While threshing khao nio (glutenous rice), bagging is begun. This is basically phase four of five phases to our annual rice harvest (giao khao).

It might seem a bit backward to use a thresher (just separates the already-dried rice in its kernal from the stalks) instead of a combine (rakes up the rice stalks, separates the rice and bags it), but it is actually more efficient for us. For one thing, there's a lot of spillage using a combine -- more so than handling it by hand. The other thing is that even though it gets bagged by the combine, the rice still needs to be taken out of the bags and dried, as the combine needs to collect the rice on the stalks before it completely dries out.


Threshing does not take long and often becomes an event shared with not only family, but friends as well.
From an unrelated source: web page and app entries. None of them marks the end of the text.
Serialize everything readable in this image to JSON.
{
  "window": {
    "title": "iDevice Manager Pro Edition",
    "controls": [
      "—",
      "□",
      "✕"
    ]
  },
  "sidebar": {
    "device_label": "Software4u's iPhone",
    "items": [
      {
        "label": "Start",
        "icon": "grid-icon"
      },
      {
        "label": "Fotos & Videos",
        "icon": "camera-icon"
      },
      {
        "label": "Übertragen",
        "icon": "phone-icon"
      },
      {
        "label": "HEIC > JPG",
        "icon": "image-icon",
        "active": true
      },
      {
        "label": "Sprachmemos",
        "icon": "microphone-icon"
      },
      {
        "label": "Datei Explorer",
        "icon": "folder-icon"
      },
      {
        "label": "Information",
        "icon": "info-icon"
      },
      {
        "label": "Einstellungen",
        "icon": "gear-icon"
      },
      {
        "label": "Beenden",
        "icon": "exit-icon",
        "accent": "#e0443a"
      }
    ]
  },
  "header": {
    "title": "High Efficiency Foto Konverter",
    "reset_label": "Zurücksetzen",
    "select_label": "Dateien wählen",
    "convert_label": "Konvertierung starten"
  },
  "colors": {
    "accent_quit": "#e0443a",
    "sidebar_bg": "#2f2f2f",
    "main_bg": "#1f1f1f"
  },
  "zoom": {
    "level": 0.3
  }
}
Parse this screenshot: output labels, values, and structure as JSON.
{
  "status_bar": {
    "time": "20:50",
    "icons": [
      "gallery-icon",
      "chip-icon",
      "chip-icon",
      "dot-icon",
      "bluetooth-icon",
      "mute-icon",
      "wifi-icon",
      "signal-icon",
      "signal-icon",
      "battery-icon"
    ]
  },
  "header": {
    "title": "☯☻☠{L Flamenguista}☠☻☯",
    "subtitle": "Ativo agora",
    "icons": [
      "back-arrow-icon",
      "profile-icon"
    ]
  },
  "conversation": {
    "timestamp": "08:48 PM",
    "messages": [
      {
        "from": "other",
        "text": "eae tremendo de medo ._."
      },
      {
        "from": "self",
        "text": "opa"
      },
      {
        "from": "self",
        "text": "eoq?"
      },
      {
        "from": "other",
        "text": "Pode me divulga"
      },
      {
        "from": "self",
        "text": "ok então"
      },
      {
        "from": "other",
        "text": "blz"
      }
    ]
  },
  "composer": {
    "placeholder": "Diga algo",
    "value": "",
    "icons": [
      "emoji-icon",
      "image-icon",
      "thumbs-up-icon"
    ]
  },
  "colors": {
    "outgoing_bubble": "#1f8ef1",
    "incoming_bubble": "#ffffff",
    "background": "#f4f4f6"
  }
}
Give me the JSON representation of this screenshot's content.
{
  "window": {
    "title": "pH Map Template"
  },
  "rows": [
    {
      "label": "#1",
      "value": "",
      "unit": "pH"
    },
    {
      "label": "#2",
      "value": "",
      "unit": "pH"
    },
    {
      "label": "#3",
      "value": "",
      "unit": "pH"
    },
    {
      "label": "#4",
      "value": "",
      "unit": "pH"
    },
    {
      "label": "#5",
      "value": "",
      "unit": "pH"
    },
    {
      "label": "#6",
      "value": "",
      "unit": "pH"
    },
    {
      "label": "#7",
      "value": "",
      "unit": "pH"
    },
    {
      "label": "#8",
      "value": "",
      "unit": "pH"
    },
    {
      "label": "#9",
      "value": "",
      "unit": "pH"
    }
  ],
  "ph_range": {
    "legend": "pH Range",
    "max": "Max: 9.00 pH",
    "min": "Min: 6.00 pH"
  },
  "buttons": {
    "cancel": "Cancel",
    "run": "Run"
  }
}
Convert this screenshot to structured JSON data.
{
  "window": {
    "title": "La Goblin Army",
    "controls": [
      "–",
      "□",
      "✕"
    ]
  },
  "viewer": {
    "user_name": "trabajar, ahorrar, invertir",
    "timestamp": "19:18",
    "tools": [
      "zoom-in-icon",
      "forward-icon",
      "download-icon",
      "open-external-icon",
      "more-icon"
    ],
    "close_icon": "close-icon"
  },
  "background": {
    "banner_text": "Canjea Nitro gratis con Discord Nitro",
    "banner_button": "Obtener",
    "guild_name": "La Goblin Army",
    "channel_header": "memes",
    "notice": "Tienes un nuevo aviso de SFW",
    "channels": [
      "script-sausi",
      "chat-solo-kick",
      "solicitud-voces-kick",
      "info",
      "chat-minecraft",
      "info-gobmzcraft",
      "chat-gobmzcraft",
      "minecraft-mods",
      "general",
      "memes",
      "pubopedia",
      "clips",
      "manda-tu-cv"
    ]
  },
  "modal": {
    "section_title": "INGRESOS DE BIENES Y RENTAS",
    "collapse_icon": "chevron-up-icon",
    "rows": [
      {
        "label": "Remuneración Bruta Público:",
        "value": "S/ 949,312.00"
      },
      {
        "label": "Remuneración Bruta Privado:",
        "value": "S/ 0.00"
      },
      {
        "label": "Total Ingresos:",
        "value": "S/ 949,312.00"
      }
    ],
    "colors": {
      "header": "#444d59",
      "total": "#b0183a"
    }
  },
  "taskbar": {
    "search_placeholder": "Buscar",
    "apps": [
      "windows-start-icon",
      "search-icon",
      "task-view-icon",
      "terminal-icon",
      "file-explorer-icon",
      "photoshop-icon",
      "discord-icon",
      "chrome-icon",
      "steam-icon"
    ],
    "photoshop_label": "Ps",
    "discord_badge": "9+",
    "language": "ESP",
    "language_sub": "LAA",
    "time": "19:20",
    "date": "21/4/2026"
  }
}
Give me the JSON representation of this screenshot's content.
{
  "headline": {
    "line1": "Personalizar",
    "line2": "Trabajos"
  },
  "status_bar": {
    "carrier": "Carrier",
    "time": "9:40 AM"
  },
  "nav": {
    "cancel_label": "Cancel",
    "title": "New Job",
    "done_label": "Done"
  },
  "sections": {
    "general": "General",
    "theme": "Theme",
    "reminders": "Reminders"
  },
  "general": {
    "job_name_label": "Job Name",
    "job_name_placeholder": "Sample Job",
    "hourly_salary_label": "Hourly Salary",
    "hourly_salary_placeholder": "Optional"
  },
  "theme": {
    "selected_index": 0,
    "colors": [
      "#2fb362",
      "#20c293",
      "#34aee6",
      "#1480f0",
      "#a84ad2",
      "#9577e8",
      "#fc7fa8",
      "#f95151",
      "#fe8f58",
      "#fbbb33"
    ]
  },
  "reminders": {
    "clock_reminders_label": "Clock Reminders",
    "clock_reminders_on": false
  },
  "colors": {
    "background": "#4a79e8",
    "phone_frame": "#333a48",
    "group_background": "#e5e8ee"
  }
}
Everyone helps out.


The bags are taken from the thresher and lined up for sealing and counting.

After everyone's had a little rest complete with ice, soda, beer and lao khao (depending on your preferences), the tresher crew gets their percentage and the bulk of the bags are loaded onto various transports including trucks and Kubota-driven carts.


The bags are then transported for storage at the family house and other family member storage areas.

After phase 5 (transport and storage) has been completed, it's time to eat, drink and party!